Jim Crow Museum
1010 Campus Drive
Big Rapids, MI 49307
I recently discovered the Jim Crow Museum website and I love what you have done. American history has largely been whitewashed, at least in my personal experience, and I think it's extremely important for people to see the racist images you have collected and to realize how pervasive, casual, and brutal racism was in the Jim Crow era, especially in the context of an honest, open discussion of past and present race relations. The website is fascinating and I spend hours every time I visit it and have been thinking about what I've read and seen there pretty much constantly. I love all the essays and letters you include; it's great to read all the different opinions people have about your museum and its purpose.
So here is my question: There is not a lot on your site dealing with Uncle Remus. I suppose I would be considered a nostalgic on the topic. My mother read me the stories and I saw nothing offensive in them for most of my life, because I didn't experience them in the context of racism or nostalgia for the Antebellum South. I assumed Uncle Remus babysat the children and was called "uncle" because he was a close family friend, and that the dialect was just how people talked at that place and time. I don't remember any stereotyped images in the illustrations. To my worldview as a young child growing up in a racially diverse community in Los Angeles in the 80s, there was nothing offensive about the book, and the races of the main characters meant nothing to me. I have deeply loved, even been obsessed with, both rabbits and folklore for my entire life, and I am very reluctant to give up the Uncle Remus stories because of the racist history surrounding them.

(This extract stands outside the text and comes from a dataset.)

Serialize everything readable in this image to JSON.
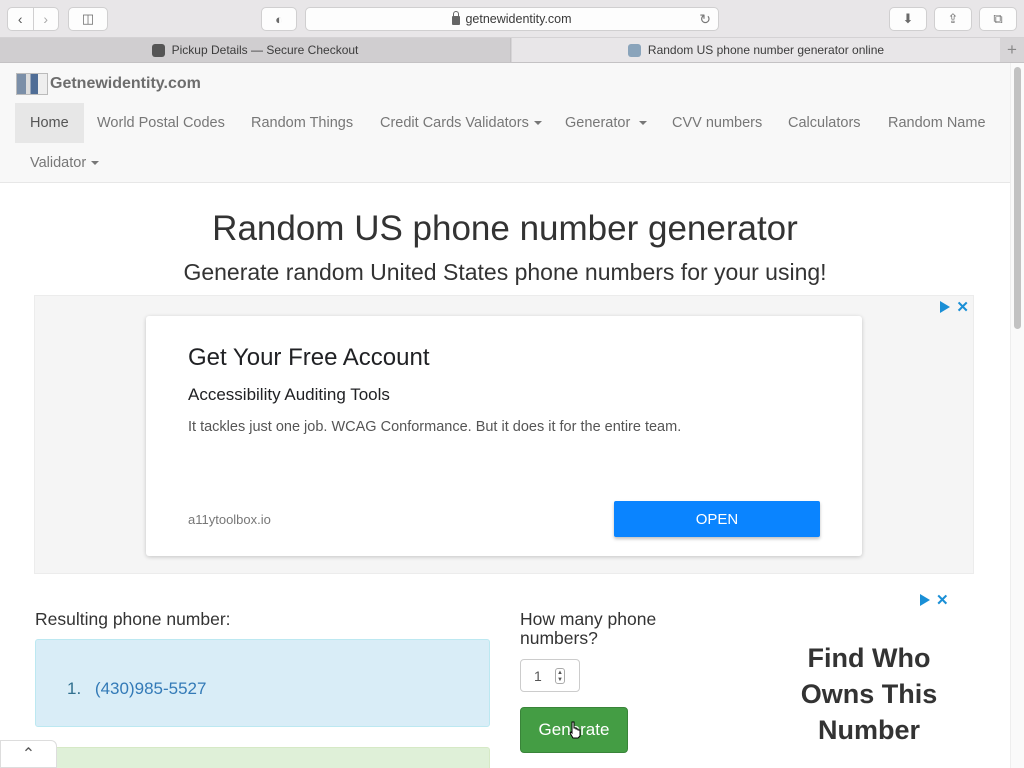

What particularly troubles me is that the Uncle Remus stories are derived from African American folklore, and I think it's outrageous to throw them away because of their associations. I've studied Native American groups that have lost all or virtually all their native folklore, and I think it's an immense loss, and if some stories had survived, even if they were collected in a racist context and appropriated as part of White culture, I would consider them valuable. I've had arguments about this with my boyfriend, who thinks everything to do with Uncle Remus is odious. I would like to read the stories to my children someday, perhaps in the Julius Lester version, but I don't want to do something harmful because I'm being naive.

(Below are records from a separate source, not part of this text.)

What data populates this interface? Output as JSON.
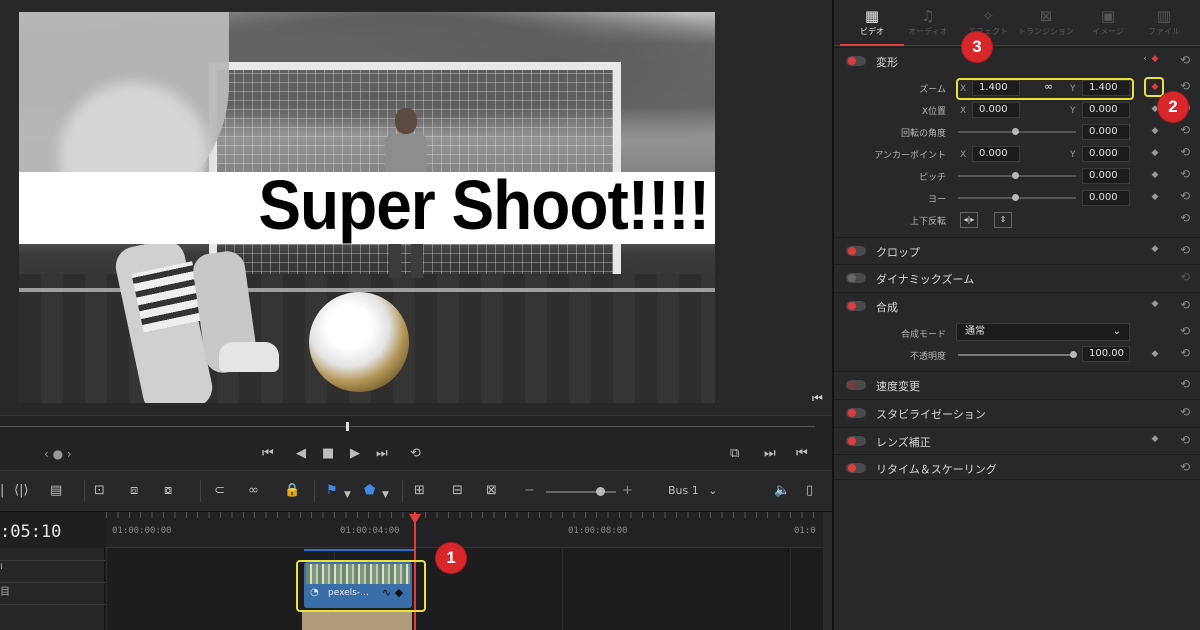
{
  "viewer": {
    "overlay_text": "Super Shoot!!!!"
  },
  "transport": {
    "nav": "‹ ● ›"
  },
  "toolbar": {
    "bus_label": "Bus 1",
    "bus_chevron": "⌄"
  },
  "timeline": {
    "timecode": ":05:10",
    "ruler_labels": [
      "01:00:00:00",
      "01:00:04:00",
      "01:00:08:00",
      "01:0"
    ],
    "clip_name": "pexels-...",
    "track_labels": [
      "ı",
      "目"
    ]
  },
  "inspector": {
    "tabs": [
      {
        "label": "ビデオ",
        "icon": "film-icon",
        "active": true
      },
      {
        "label": "オーディオ",
        "icon": "music-note-icon",
        "active": false
      },
      {
        "label": "エフェクト",
        "icon": "magic-wand-icon",
        "active": false
      },
      {
        "label": "トランジション",
        "icon": "transition-icon",
        "active": false
      },
      {
        "label": "イメージ",
        "icon": "image-icon",
        "active": false
      },
      {
        "label": "ファイル",
        "icon": "file-box-icon",
        "active": false
      }
    ],
    "transform": {
      "title": "変形",
      "zoom_label": "ズーム",
      "zoom_x": "1.400",
      "zoom_y": "1.400",
      "position_label": "X位置",
      "position_x": "0.000",
      "position_y": "0.000",
      "rotation_label": "回転の角度",
      "rotation": "0.000",
      "anchor_label": "アンカーポイント",
      "anchor_x": "0.000",
      "anchor_y": "0.000",
      "pitch_label": "ピッチ",
      "pitch": "0.000",
      "yaw_label": "ヨー",
      "yaw": "0.000",
      "flip_label": "上下反転",
      "axis_x": "X",
      "axis_y": "Y"
    },
    "crop": {
      "title": "クロップ"
    },
    "dynamic_zoom": {
      "title": "ダイナミックズーム"
    },
    "composite": {
      "title": "合成",
      "mode_label": "合成モード",
      "mode_value": "通常",
      "opacity_label": "不透明度",
      "opacity_value": "100.00"
    },
    "speed": {
      "title": "速度変更"
    },
    "stabilization": {
      "title": "スタビライゼーション"
    },
    "lens": {
      "title": "レンズ補正"
    },
    "retime": {
      "title": "リタイム＆スケーリング"
    }
  },
  "annotations": {
    "badge_1": "1",
    "badge_2": "2",
    "badge_3": "3"
  },
  "colors": {
    "accent_red": "#e23c3c",
    "highlight_yellow": "#e8e23a",
    "badge_red": "#d8262b",
    "clip_blue": "#3a6ea8"
  }
}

What are your thoughts on enjoying and perpetuating pieces of American culture that came out of a racist tradition, such as Uncle Remus stories or Stephen Foster songs or Gone With the Wind? Is there a responsible way to do so or should all of these things simply stand as reminders of our country's dark past? I'd be very interested to hear your thoughts on the topic, and also to see more info about Uncle Remus, Joel Chandler Harris, and Song of the South on your site.
Thanks for reading my long letter, and thank you so much for founding the Jim Crow Museum!
-- July 4, 2007